-- Excerpted records follows --

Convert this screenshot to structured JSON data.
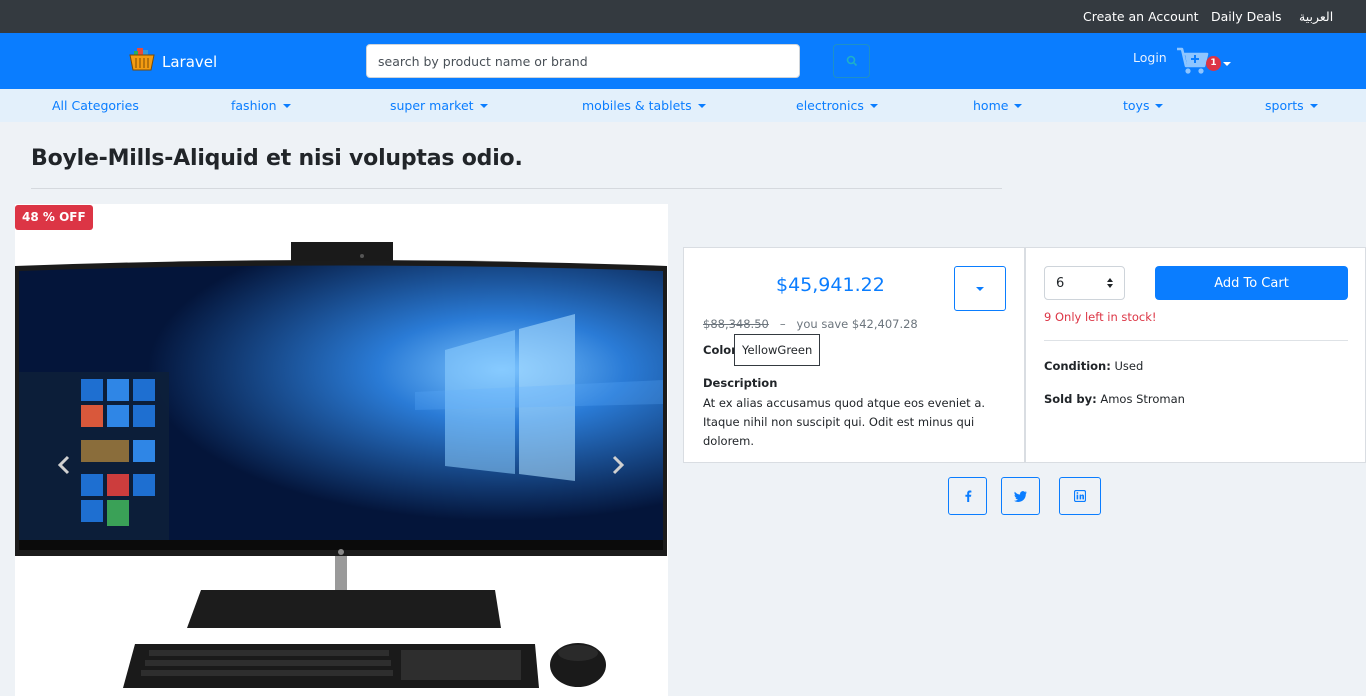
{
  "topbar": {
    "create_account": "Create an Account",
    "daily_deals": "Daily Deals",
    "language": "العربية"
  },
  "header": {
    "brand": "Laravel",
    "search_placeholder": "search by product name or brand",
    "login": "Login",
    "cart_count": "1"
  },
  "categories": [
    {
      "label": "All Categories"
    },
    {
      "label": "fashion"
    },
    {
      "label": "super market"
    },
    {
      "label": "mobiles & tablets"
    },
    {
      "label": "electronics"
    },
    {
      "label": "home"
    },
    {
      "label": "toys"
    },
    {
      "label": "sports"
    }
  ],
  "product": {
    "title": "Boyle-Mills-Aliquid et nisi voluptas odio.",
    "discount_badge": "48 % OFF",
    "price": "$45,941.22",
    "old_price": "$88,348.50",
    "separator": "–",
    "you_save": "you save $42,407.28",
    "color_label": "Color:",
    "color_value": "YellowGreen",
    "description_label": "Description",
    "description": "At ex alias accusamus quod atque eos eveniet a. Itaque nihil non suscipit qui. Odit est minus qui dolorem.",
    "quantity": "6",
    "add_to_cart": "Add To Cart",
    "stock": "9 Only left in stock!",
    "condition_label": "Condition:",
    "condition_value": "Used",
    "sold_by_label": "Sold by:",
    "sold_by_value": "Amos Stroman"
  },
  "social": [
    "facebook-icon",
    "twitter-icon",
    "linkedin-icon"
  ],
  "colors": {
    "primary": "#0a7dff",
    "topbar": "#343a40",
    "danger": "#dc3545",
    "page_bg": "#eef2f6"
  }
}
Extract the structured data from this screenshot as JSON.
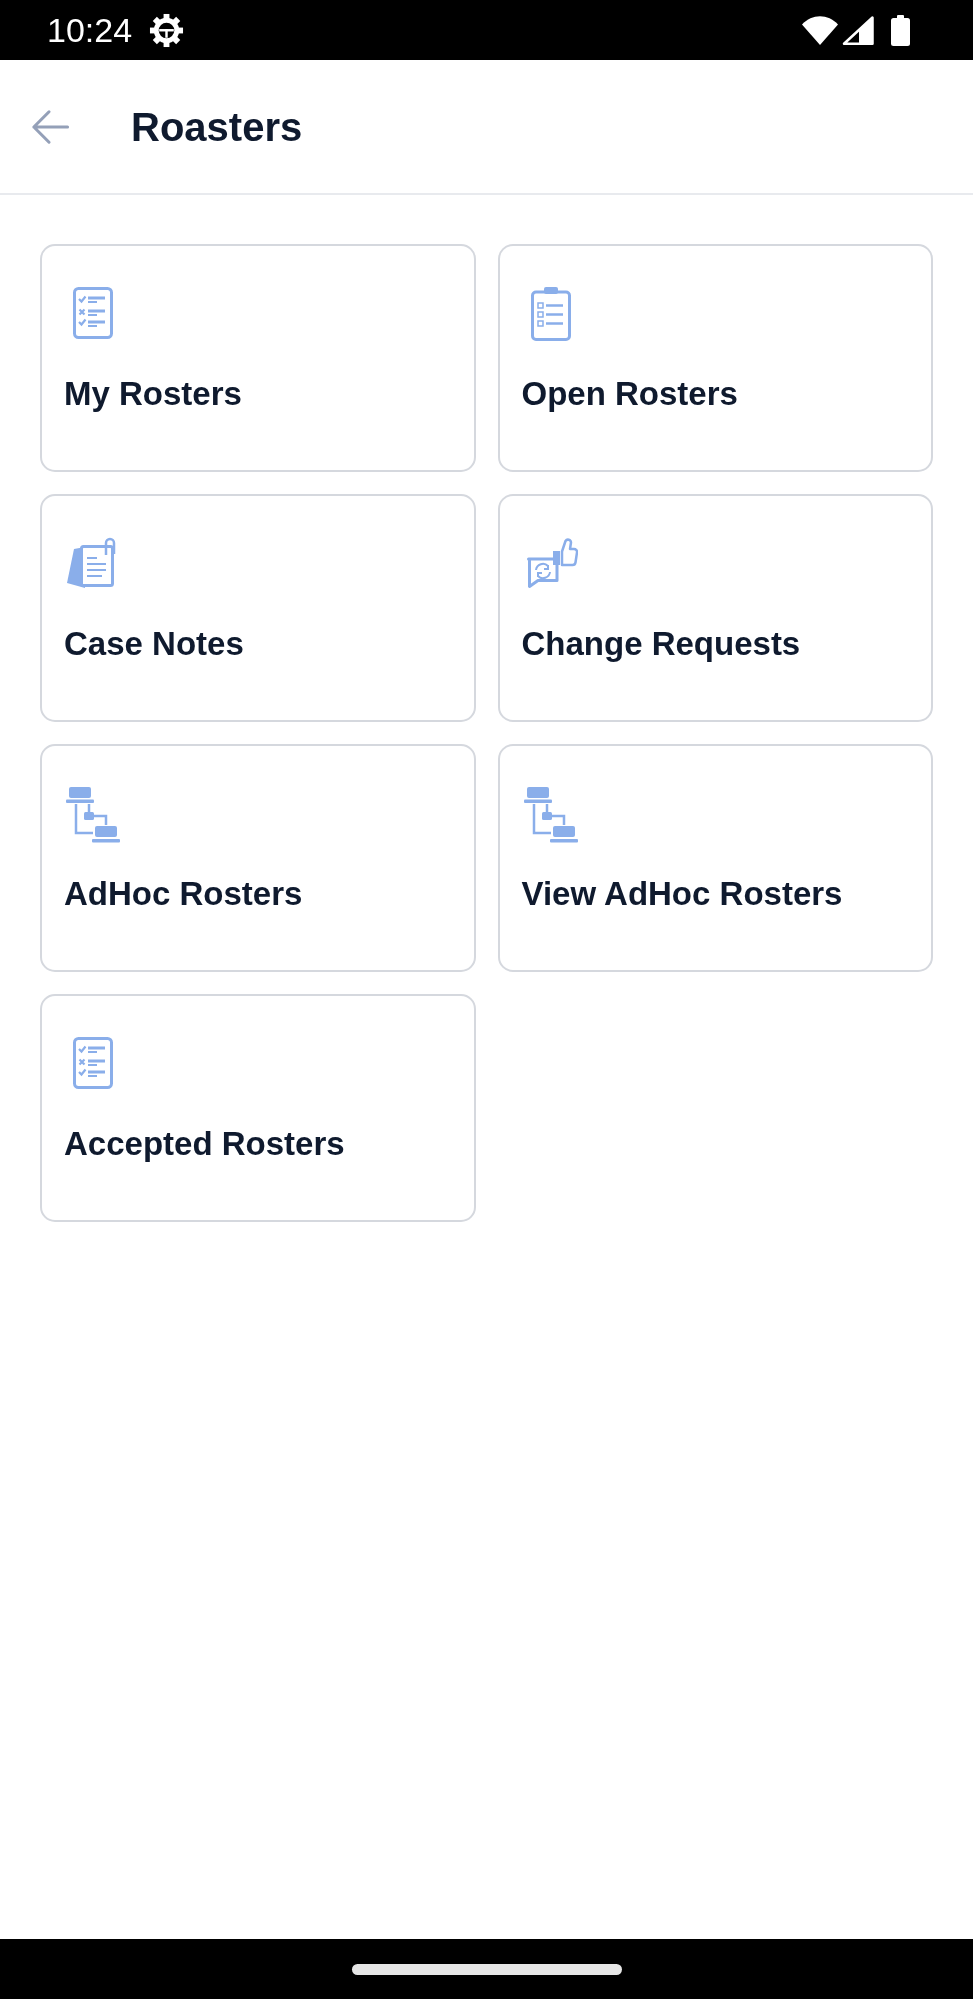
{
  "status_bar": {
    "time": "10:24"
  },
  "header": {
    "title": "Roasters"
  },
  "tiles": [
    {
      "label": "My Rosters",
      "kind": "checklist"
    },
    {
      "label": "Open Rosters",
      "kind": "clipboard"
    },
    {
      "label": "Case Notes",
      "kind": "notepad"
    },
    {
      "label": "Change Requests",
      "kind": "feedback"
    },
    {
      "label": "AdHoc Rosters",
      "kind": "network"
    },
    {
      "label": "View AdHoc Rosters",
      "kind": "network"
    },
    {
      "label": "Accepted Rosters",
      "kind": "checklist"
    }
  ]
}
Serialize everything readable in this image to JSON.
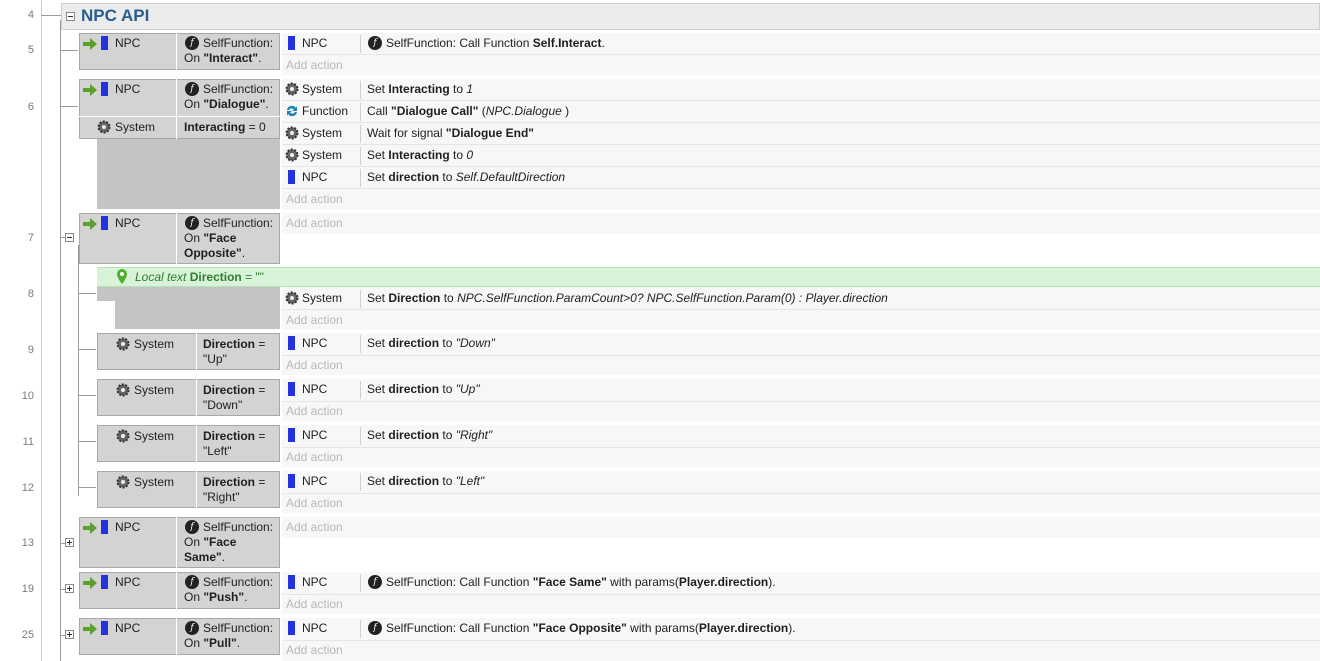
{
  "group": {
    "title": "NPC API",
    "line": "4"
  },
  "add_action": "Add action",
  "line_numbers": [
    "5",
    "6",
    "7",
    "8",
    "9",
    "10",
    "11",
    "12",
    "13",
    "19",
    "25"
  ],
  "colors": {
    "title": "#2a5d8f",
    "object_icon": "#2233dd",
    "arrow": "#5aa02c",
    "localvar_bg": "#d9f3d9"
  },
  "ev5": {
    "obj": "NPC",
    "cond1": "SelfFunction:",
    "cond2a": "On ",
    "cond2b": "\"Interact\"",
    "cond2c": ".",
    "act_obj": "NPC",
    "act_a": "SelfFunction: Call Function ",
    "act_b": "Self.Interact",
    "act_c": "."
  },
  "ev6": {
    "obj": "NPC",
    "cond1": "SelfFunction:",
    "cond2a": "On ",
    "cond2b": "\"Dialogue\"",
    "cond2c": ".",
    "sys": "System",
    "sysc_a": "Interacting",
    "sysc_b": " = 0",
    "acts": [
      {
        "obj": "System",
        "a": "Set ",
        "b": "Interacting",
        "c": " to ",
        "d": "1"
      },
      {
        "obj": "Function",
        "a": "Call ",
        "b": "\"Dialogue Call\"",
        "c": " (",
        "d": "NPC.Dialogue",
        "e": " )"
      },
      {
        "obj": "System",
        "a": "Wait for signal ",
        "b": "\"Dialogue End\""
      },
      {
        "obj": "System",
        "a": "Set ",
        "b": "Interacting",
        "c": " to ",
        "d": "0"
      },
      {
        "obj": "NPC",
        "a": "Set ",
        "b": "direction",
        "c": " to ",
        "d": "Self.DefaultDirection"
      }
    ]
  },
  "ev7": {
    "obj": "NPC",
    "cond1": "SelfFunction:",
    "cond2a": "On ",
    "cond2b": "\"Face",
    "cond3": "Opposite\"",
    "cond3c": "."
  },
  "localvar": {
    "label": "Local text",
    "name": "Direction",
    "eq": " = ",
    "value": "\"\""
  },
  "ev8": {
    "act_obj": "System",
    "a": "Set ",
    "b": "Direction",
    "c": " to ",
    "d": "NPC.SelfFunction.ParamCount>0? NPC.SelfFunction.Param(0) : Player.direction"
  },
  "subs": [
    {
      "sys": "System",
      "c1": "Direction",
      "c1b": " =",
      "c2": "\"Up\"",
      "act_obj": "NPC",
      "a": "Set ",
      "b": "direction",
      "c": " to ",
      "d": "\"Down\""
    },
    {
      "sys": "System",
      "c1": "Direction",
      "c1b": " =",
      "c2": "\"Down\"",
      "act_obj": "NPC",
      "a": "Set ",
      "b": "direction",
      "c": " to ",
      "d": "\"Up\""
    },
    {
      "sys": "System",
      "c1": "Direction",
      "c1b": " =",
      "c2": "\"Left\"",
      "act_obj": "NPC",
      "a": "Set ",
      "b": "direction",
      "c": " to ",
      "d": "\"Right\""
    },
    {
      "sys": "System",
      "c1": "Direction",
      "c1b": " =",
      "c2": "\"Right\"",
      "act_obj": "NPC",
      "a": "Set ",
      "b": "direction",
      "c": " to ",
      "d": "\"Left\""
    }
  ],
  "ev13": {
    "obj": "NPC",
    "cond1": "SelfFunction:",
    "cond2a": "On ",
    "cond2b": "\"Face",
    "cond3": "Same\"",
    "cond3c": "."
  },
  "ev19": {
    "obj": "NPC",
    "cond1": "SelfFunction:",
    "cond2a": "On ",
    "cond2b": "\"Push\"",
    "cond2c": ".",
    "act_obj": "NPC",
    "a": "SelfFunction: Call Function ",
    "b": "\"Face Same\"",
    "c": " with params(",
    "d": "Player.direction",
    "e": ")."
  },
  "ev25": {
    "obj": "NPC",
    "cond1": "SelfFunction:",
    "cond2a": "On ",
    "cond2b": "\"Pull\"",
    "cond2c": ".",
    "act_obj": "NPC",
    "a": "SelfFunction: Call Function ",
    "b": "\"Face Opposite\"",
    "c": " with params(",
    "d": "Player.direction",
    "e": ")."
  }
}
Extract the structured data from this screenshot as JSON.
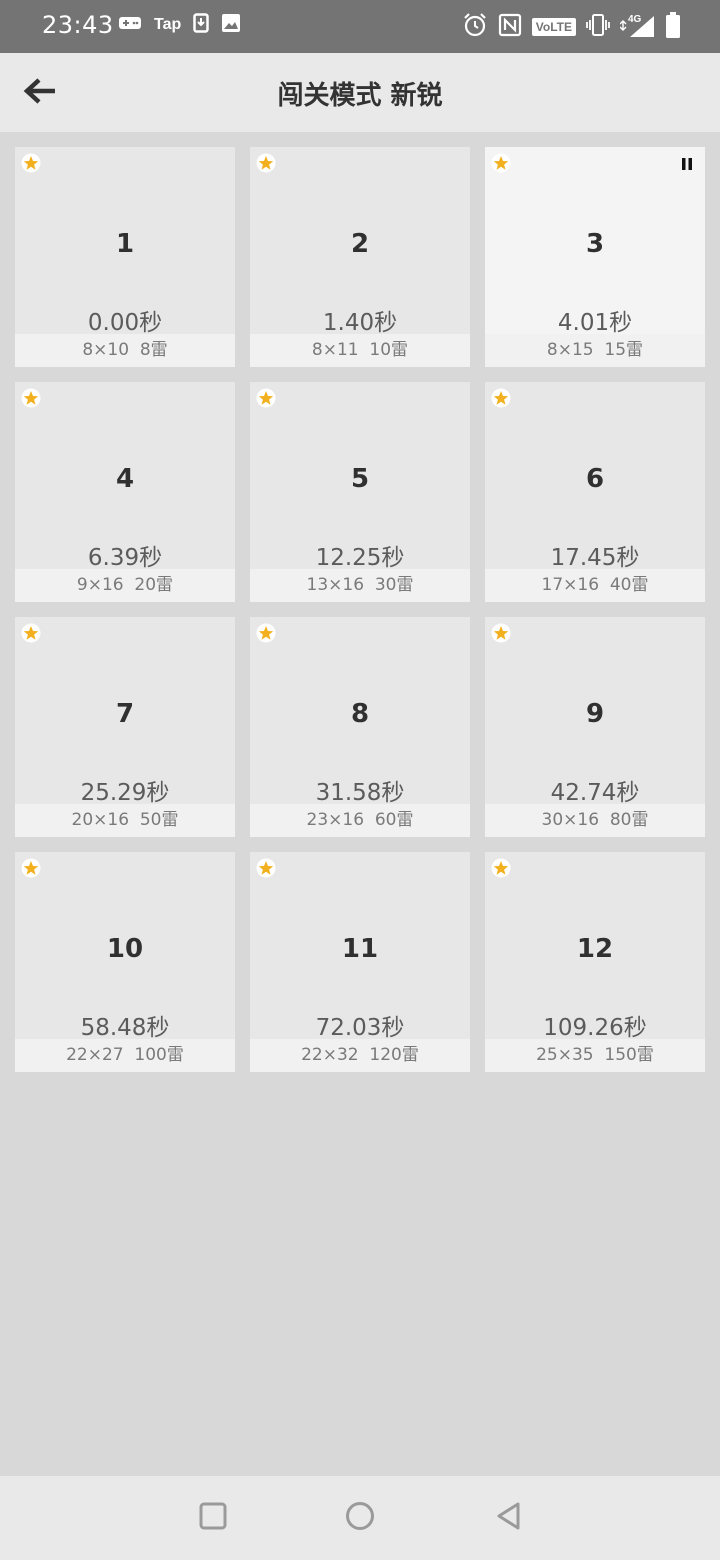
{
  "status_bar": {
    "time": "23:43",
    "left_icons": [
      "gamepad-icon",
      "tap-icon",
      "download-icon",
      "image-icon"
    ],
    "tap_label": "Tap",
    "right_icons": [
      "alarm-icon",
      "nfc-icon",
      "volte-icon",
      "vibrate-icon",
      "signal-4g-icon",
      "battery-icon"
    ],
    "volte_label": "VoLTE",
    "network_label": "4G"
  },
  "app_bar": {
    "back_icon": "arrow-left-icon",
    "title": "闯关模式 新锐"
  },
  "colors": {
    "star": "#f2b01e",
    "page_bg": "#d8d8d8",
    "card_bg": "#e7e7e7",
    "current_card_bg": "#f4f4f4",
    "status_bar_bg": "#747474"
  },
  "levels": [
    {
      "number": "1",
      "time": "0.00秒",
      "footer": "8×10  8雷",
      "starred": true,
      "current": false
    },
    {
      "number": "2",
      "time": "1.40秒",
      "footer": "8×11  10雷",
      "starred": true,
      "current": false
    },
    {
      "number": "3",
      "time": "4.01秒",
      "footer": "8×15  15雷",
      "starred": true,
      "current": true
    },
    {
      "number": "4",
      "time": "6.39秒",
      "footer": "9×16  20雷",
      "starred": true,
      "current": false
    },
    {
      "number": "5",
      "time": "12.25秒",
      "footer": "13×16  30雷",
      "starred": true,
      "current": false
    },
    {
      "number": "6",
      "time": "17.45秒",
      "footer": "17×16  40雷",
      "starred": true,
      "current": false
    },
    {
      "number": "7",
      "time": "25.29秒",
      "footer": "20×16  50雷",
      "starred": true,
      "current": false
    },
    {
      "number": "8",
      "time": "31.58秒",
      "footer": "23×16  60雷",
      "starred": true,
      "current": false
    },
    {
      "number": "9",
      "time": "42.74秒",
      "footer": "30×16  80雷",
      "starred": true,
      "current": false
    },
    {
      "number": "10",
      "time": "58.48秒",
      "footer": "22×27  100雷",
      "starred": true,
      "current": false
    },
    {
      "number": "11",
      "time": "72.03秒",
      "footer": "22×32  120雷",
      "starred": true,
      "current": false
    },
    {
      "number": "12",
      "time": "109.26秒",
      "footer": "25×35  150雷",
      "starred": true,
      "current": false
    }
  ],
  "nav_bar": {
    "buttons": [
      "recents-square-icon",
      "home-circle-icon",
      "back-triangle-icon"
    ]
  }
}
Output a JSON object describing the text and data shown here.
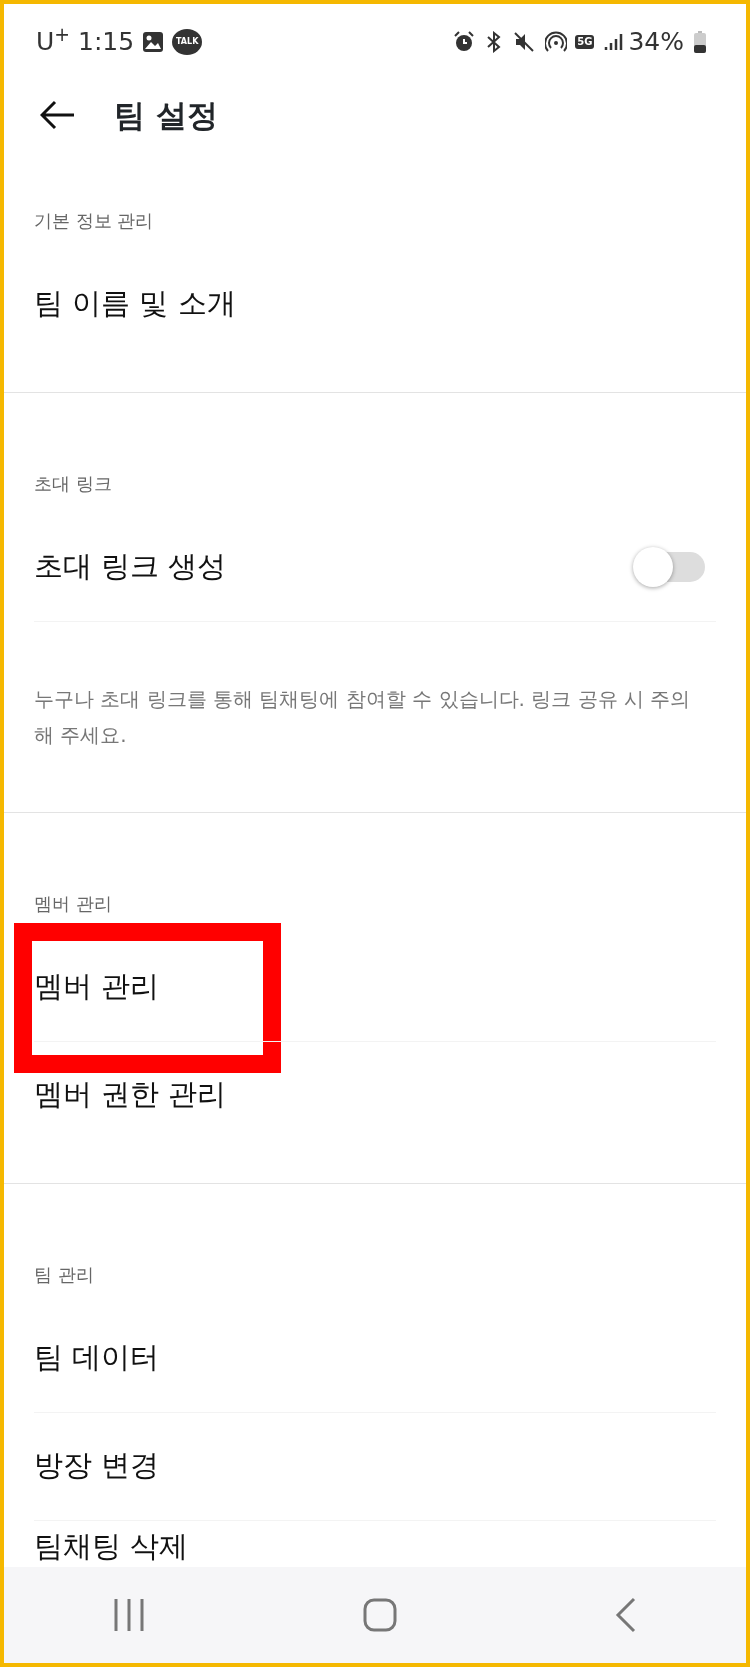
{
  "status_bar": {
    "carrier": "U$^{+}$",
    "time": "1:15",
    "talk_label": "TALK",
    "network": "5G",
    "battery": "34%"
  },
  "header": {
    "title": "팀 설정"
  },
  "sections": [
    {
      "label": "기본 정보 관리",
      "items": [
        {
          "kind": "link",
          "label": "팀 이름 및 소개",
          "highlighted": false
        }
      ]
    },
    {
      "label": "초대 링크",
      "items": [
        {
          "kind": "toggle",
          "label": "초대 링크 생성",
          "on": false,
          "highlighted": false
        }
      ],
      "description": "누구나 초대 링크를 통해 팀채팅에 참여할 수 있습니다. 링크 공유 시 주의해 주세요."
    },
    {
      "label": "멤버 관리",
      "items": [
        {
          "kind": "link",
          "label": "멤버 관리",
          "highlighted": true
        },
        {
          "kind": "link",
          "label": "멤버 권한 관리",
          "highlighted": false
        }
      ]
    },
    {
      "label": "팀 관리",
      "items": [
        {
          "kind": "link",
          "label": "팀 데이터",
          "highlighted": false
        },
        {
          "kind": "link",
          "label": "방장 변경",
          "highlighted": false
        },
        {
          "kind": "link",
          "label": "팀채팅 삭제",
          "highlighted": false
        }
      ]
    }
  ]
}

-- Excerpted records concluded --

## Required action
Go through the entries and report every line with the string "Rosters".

## Task response
      "label": "My Rosters",
      "label": "Open Rosters",
      "label": "AdHoc Rosters",
      "label": "View AdHoc Rosters",
      "label": "Accepted Rosters",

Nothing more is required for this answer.